SINGAPORE: Embattled water treatment firm Hyflux was granted another extension in its debt reprieve from creditors by the Singapore High Court on Wednesday (May 29).
With its court-approved moratorium due to end on Wednesday, Hyflux had hoped for an additional four-month leeway, but was denied by Justice Aedit Abdullah who felt that further extensions “should be much more controlled”.
The debt-laden company now has two more months until Aug 2 to work out possible rescue plans, marking its fourth moratorium extension since embarking on debt restructuring a year ago.
During the three-hour long hearing in a court room packed with lawyers, Hyflux provided updates on its search for new investors since aborting a rescue deal with Indonesian consortium SM Investments in April.
WongPartnership lawyer Manoj Sandrasegara, who represents Hyflux, told the court that the company is in talks with seven parties.
One of them is United Arab Emirates utility firm Utico, with whom it is in “advanced” discussions over the terms of a binding term sheet for a S$400 million investment. The UAE utility firm has given Hyflux a deadline of Jun 17 for a binding agreement to be signed, the court heard.
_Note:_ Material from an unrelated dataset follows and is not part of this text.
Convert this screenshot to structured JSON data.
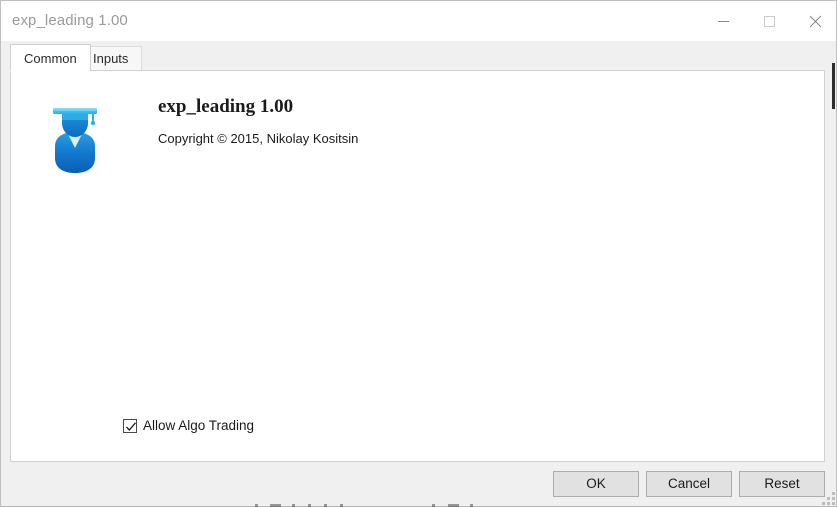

Advanced negotiations are also underway with global multi-strategy investment fund Oyster Bay Fund over a possible investment of up to S$500 million, said Mr Sandrasegara citing a May 27 affidavit by Hyflux chief executive Olivia Lum.
Hyflux is also in touch with five other unnamed potential investors.
Apart from the previously announced suitor said to be a big desalination firm, they include a large player in Asia’s power sector, a foreign investment fund, an Asia-based nuclear and civil engineering contractor and a waste treatment firm.
Mr Sandrasegara said the company will “select one investor” to enter into a binding agreement by the middle of next month.
After which, it hopes to engage various stakeholder groups to knock out a new scheme of arrangement.
It is looking to file an application for leave to convene the scheme meeting in July, before engaging various stakeholder groups, seek regulatory approvals and hold the scheme meeting in August.
If all goes to plan, its court-sanctioned scheme will be completed by September, according to Ms Lum’s affidavit.
While laying out the company’s case for a four-month moratorium extension, Mr Sandrasegara stressed that its proposed timeline is a “compressed” one with plans already being “expedited”.
“We used the time wisely,” he said. “We have given a roadmap as to when and how we are going to progress ... The court should take that into account.”
But this proposed four-month leeway drew objections from some of the company's creditors.
A group of bank creditors, for instance, said Hyflux should be kept on a “tight leash” and be granted a moratorium extension of just 30 days.
These lenders consist of Mizuho Bank, KfW IPEX-Bank, Bangkok Bank, BNP Paribas, CTBC Bank, Standard Chartered Bank, as well as the Korea Development Bank and the Korea Development Bank Singapore Branch. Collectively, they are owed more than S$700 million.
This group, represented by Tan Kok Quan Partnership lawyer Eddee Ng, argued that Hyflux’s goal to sign a binding agreement with an investor by mid-June sets an “identifiable landing point” for when the extended moratorium should end.
Mr Ng also said that short moratorium extensions given to the company previously have not had any chilling effects on negotiations with investors.
“A one month timeframe will allow the company to be kept on tight leash. This is important given that the company already had 11 months of moratorium," he added.
Some questions were also raised about the company’s restructuring costs, such as the fees of its advisers, and the provision of updates about investors’ discussions.
Taking into account the arguments, Justice Aedit said he was “concerned about giving four months (extension) at a go”.
Still, he said that he is open to giving Hyflux a further extension in August if progress is made by then.
Justice Aedit also laid out several conditions, such as the continuation of weekly meetings with creditors, monthly updates about the company’s cashflow forecasts and a more detailed breakdown of payment to its advisers to be submitted to creditors and the court in two weeks.
Hyflux is also required to provide the court and creditors with a progress report on its discussions with investors in a month’s time.
The company, whose dramatic restructuring journey has been closely watched by tens of thousands of retail investors, will have its next court hearing at 2.30pm on Aug 2.